Cover and rest for 30 min.
Preheat oven to 500'F. For 15 min steam required for best result for crispy crust, set a roasting pan filled with water at the base of oven with towel in it to build steam. Make sure the pan you use is deep enough to hold hot water to last at least 15 minutes. I use my oven's roaster/grill pan that came with it.
I used French Bread and Baguette molds for my final rise and shaping.
A soon as the oven reaches 500'F, place the bread mold on third rack from the top - quickly. Spray as you quickly close the oven door.
Immediately lower the temp to 475'F. Bake for 18 min and check the color of the dough.
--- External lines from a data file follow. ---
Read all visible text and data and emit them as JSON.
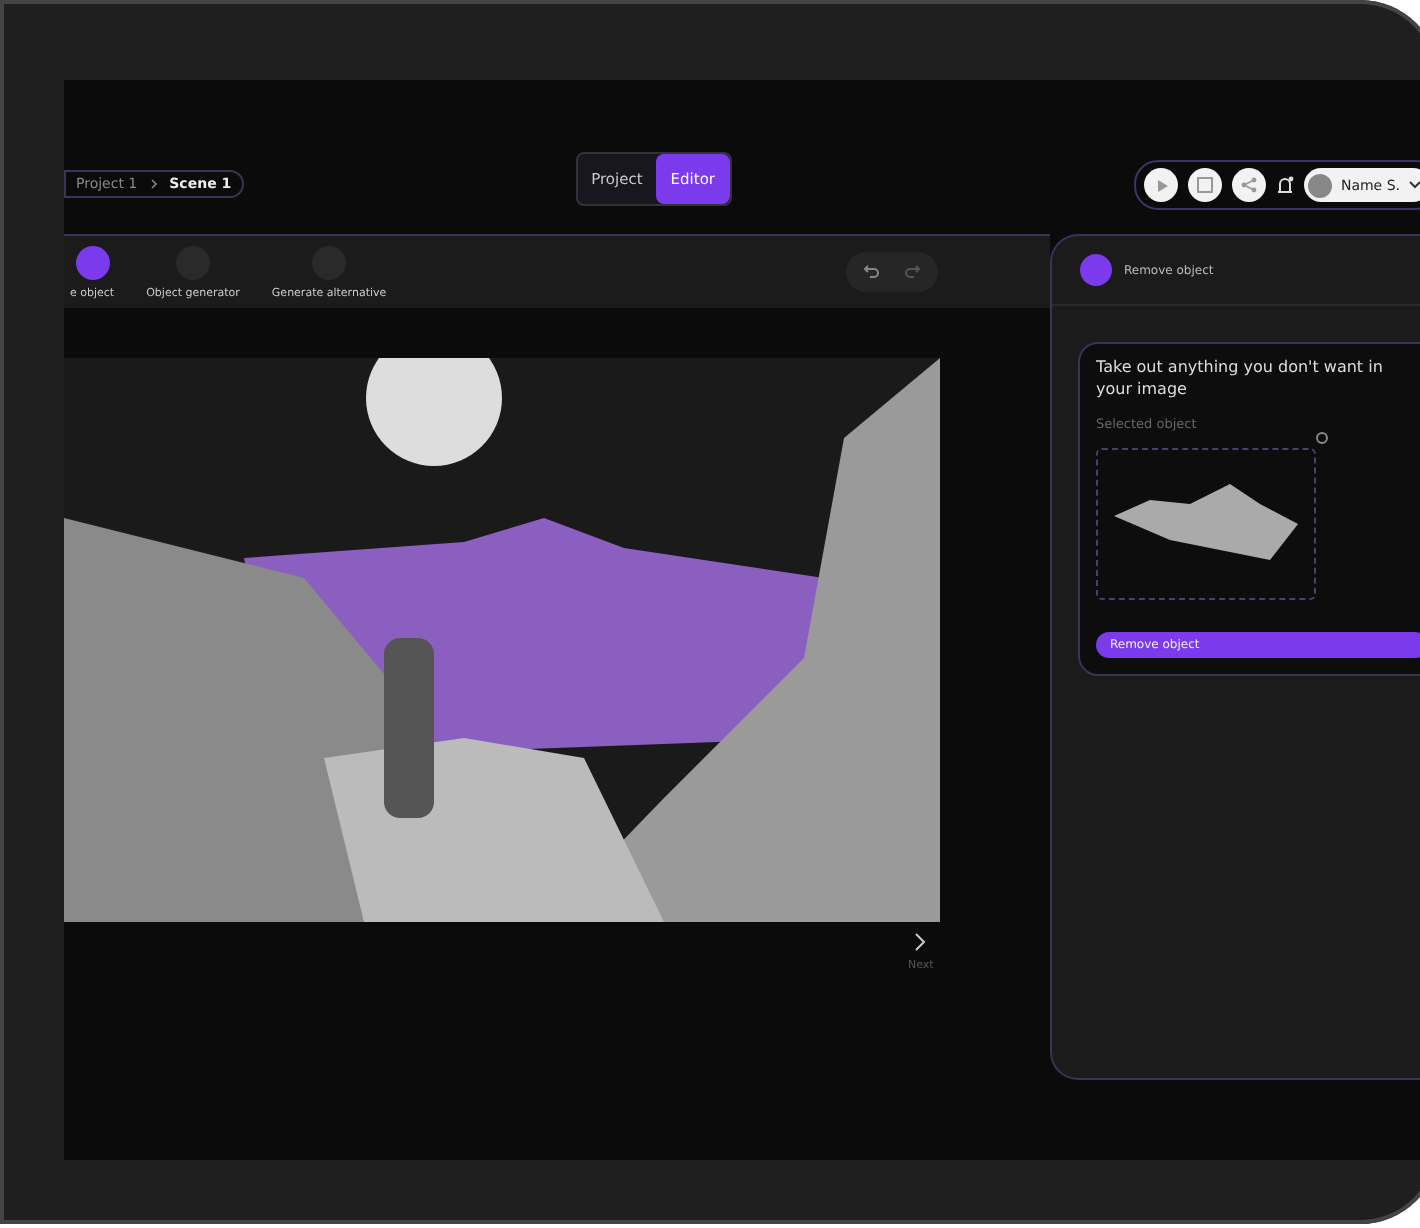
{
  "breadcrumb": [
    "Project 1",
    "Scene 1"
  ],
  "mode_tabs": [
    {
      "label": "Project",
      "selected": false
    },
    {
      "label": "Editor",
      "selected": true
    }
  ],
  "user": {
    "name": "Name S."
  },
  "tools": [
    {
      "label": "e object",
      "selected": true
    },
    {
      "label": "Object generator",
      "selected": false
    },
    {
      "label": "Generate alternative",
      "selected": false
    }
  ],
  "next": {
    "label": "Next"
  },
  "panel": {
    "title": "Remove object",
    "prompt": "Take out anything you don't want in your image",
    "selected_label": "Selected object",
    "button": "Remove object"
  }
}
Every 5 min, Crack open oven door and quickly Spray aiming at the walls of interior oven, if your steam pan doesn't seem to be building enough steam power. At the end of 18 minutes, check and make sure the dough is fully browned before taking them out. Bake a few minutes longer to make sure the crust is browned thoroughly, if needed.
Remove steamer pan after 15 min and or remove the towel in the pan that is set in it before it starts to scorch to cause unpleasant odor to the bread.
Rondo's dough is rising in flour-coated flour cloth with seam side up.
I should have dusted off the rice flour for this one before baking.
I am very happy with the results, however.
Both Baguettes and Rondo turned out with great holes.See the differences of bread baked in well steamed oven vs lacking of it? Baking in the well steamed oven produced shiny crusts. While the Rondo was covered with flour/rice flour before the baking, it contributed to dull looking crust. As for the taste of these sourdough breads, they are excellent. I love it better than the store bought. Crumbs are soft and light with crispy crust.